# Directions for this task
Return each line of the listing that follows in which the string "title" can be found.

# Data supplied
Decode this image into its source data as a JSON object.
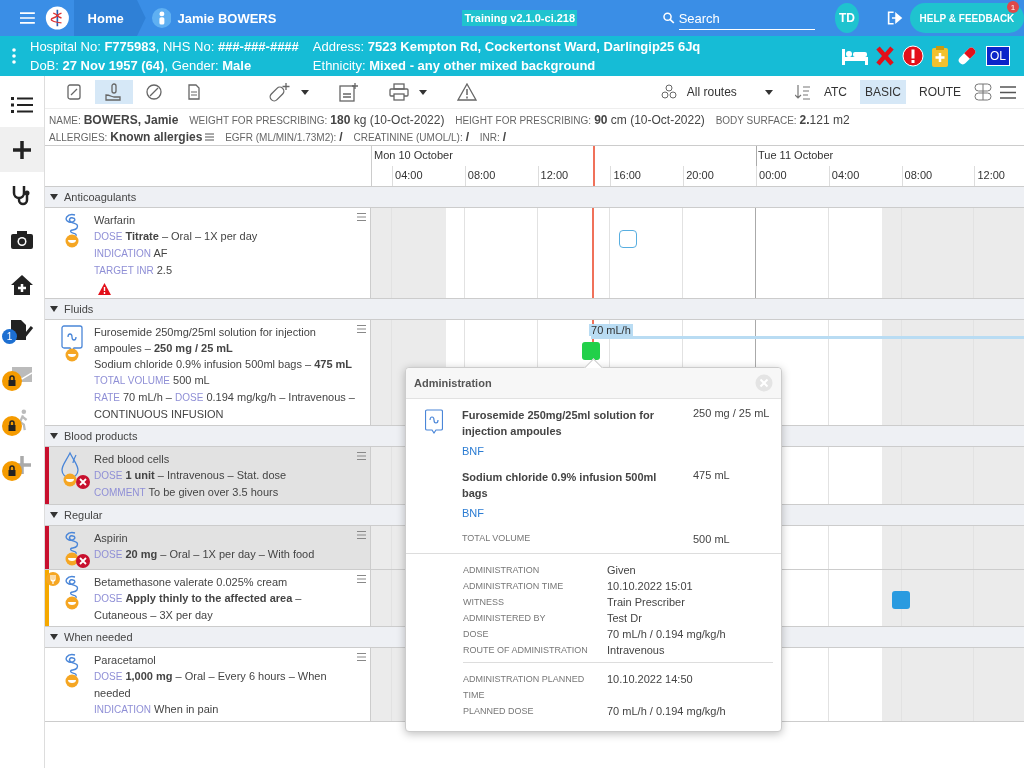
{
  "top_bar": {
    "home": "Home",
    "patient": "Jamie BOWERS",
    "version": "Training v2.1.0-ci.218",
    "search_placeholder": "Search",
    "user_initials": "TD",
    "help": "HELP & FEEDBACK",
    "help_badge": "1"
  },
  "banner": {
    "left": [
      "Hospital No: **F775983**, NHS No: **###-###-####**",
      "DoB: **27 Nov 1957 (64)**, Gender: **Male**"
    ],
    "right": [
      "Address: **7523 Kempton Rd, Cockertonst Ward, Darlingip25 6Jq**",
      "Ethnicity: **Mixed - any other mixed background**"
    ],
    "icons": [
      {
        "kind": "bed"
      },
      {
        "kind": "cross"
      },
      {
        "kind": "alert"
      },
      {
        "kind": "clipboard"
      },
      {
        "kind": "pill"
      },
      {
        "kind": "tag",
        "label": "OL"
      }
    ]
  },
  "sidebar": [
    {
      "kind": "list",
      "selected": false,
      "locked": false
    },
    {
      "kind": "plus",
      "selected": true,
      "locked": false
    },
    {
      "kind": "stethoscope",
      "selected": false,
      "locked": false
    },
    {
      "kind": "camera",
      "selected": false,
      "locked": false
    },
    {
      "kind": "home",
      "selected": false,
      "locked": false
    },
    {
      "kind": "edit",
      "selected": false,
      "locked": false,
      "badge": "1"
    },
    {
      "kind": "message",
      "selected": false,
      "locked": true
    },
    {
      "kind": "walk",
      "selected": false,
      "locked": true
    },
    {
      "kind": "plus",
      "selected": false,
      "locked": true
    }
  ],
  "toolbar": {
    "views": [
      {
        "kind": "chart",
        "selected": false
      },
      {
        "kind": "hand",
        "selected": true
      },
      {
        "kind": "pill",
        "selected": false
      },
      {
        "kind": "document",
        "selected": false
      }
    ],
    "actions": [
      {
        "kind": "add-pill",
        "dropdown": true
      },
      {
        "kind": "report",
        "dropdown": false
      },
      {
        "kind": "print",
        "dropdown": true
      },
      {
        "kind": "warning",
        "dropdown": false
      }
    ],
    "routes": "All routes",
    "sort": [
      {
        "label": "ATC",
        "selected": false
      },
      {
        "label": "BASIC",
        "selected": true
      },
      {
        "label": "ROUTE",
        "selected": false
      }
    ]
  },
  "patient_info": [
    {
      "label": "NAME:",
      "value": "BOWERS, Jamie",
      "strong": true
    },
    {
      "label": "WEIGHT FOR PRESCRIBING:",
      "value": "**180** kg (10-Oct-2022)",
      "strong": false
    },
    {
      "label": "HEIGHT FOR PRESCRIBING:",
      "value": "**90** cm (10-Oct-2022)",
      "strong": false
    },
    {
      "label": "BODY SURFACE:",
      "value": "**2.**121 m2",
      "strong": false
    },
    {
      "label": "ALLERGIES:",
      "value": "Known allergies",
      "strong": true,
      "menu": true
    },
    {
      "label": "EGFR (ML/MIN/1.73M2):",
      "value": "/",
      "strong": true
    },
    {
      "label": "CREATININE (UMOL/L):",
      "value": "/",
      "strong": true
    },
    {
      "label": "INR:",
      "value": "/",
      "strong": true
    }
  ],
  "timeline": {
    "days": [
      "Mon 10 October",
      "Tue 11 October"
    ],
    "hours": [
      "04:00",
      "08:00",
      "12:00",
      "16:00",
      "20:00",
      "00:00",
      "04:00",
      "08:00",
      "12:00"
    ],
    "now": {
      "level": 0.339
    }
  },
  "sections": [
    {
      "title": "Anticoagulants",
      "expanded": true,
      "items": [
        {
          "kind": "oral",
          "stopped": false,
          "attention": false,
          "warning": true,
          "lines": [
            [
              {
                "text": "Warfarin"
              }
            ],
            [
              {
                "label": "DOSE"
              },
              {
                "text": "**Titrate** – Oral – 1X per day"
              }
            ],
            [
              {
                "label": "INDICATION"
              },
              {
                "text": "AF"
              }
            ],
            [
              {
                "label": "TARGET INR"
              },
              {
                "text": "2.5"
              }
            ]
          ],
          "markers": [
            {
              "kind": "planned",
              "level": 0.393
            }
          ]
        }
      ]
    },
    {
      "title": "Fluids",
      "expanded": true,
      "items": [
        {
          "kind": "infusion",
          "stopped": false,
          "attention": false,
          "warning": false,
          "lines": [
            [
              {
                "text": "Furosemide 250mg/25ml solution for injection ampoules – **250 mg / 25 mL**"
              }
            ],
            [
              {
                "text": "Sodium chloride 0.9% infusion 500ml bags – **475 mL**"
              }
            ],
            [
              {
                "label": "TOTAL VOLUME"
              },
              {
                "text": "500 mL"
              }
            ],
            [
              {
                "label": "RATE"
              },
              {
                "text": "70 mL/h –"
              },
              {
                "label": "DOSE"
              },
              {
                "text": "0.194 mg/kg/h – Intravenous – CONTINUOUS INFUSION"
              }
            ]
          ],
          "markers": [
            {
              "kind": "rate",
              "level": 0.337,
              "label": "70 mL/h"
            },
            {
              "kind": "given",
              "level": 0.337
            }
          ]
        }
      ]
    },
    {
      "title": "Blood products",
      "expanded": true,
      "items": [
        {
          "kind": "blood",
          "stopped": true,
          "attention": false,
          "warning": false,
          "lines": [
            [
              {
                "text": "Red blood cells"
              }
            ],
            [
              {
                "label": "DOSE"
              },
              {
                "text": "**1 unit** – Intravenous – Stat. dose"
              }
            ],
            [
              {
                "label": "COMMENT"
              },
              {
                "text": "To be given over 3.5 hours"
              }
            ]
          ]
        }
      ]
    },
    {
      "title": "Regular",
      "expanded": true,
      "items": [
        {
          "kind": "oral",
          "stopped": true,
          "attention": false,
          "warning": false,
          "lines": [
            [
              {
                "text": "Aspirin"
              }
            ],
            [
              {
                "label": "DOSE"
              },
              {
                "text": "**20 mg** – Oral – 1X per day – With food"
              }
            ]
          ]
        },
        {
          "kind": "oral",
          "stopped": false,
          "attention": true,
          "warning": false,
          "lines": [
            [
              {
                "text": "Betamethasone valerate 0.025% cream"
              }
            ],
            [
              {
                "label": "DOSE"
              },
              {
                "text": "**Apply thinly to the affected area** – Cutaneous – 3X per day"
              }
            ]
          ],
          "markers": [
            {
              "kind": "due",
              "level": 0.811
            }
          ]
        }
      ]
    },
    {
      "title": "When needed",
      "expanded": true,
      "items": [
        {
          "kind": "oral",
          "stopped": false,
          "attention": false,
          "warning": false,
          "lines": [
            [
              {
                "text": "Paracetamol"
              }
            ],
            [
              {
                "label": "DOSE"
              },
              {
                "text": "**1,000 mg** – Oral – Every 6 hours – When needed"
              }
            ],
            [
              {
                "label": "INDICATION"
              },
              {
                "text": "When in pain"
              }
            ]
          ]
        }
      ]
    }
  ],
  "popup": {
    "title": "Administration",
    "products": [
      {
        "name": "Furosemide 250mg/25ml solution for injection ampoules",
        "amount": "250 mg / 25 mL",
        "link": "BNF"
      },
      {
        "name": "Sodium chloride 0.9% infusion 500ml bags",
        "amount": "475 mL",
        "link": "BNF"
      }
    ],
    "total": {
      "label": "TOTAL VOLUME",
      "value": "500 mL"
    },
    "details": [
      [
        {
          "label": "ADMINISTRATION",
          "value": "Given"
        },
        {
          "label": "ADMINISTRATION TIME",
          "value": "10.10.2022 15:01"
        },
        {
          "label": "WITNESS",
          "value": "Train Prescriber"
        },
        {
          "label": "ADMINISTERED BY",
          "value": "Test Dr"
        },
        {
          "label": "DOSE",
          "value": "70 mL/h / 0.194 mg/kg/h"
        },
        {
          "label": "ROUTE OF ADMINISTRATION",
          "value": "Intravenous"
        }
      ],
      [
        {
          "label": "ADMINISTRATION PLANNED TIME",
          "value": "10.10.2022 14:50"
        },
        {
          "label": "PLANNED DOSE",
          "value": "70 mL/h / 0.194 mg/kg/h"
        }
      ]
    ]
  }
}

# Answer box
      "title": "Anticoagulants",
      "title": "Fluids",
      "title": "Blood products",
      "title": "Regular",
      "title": "When needed",
    "title": "Administration",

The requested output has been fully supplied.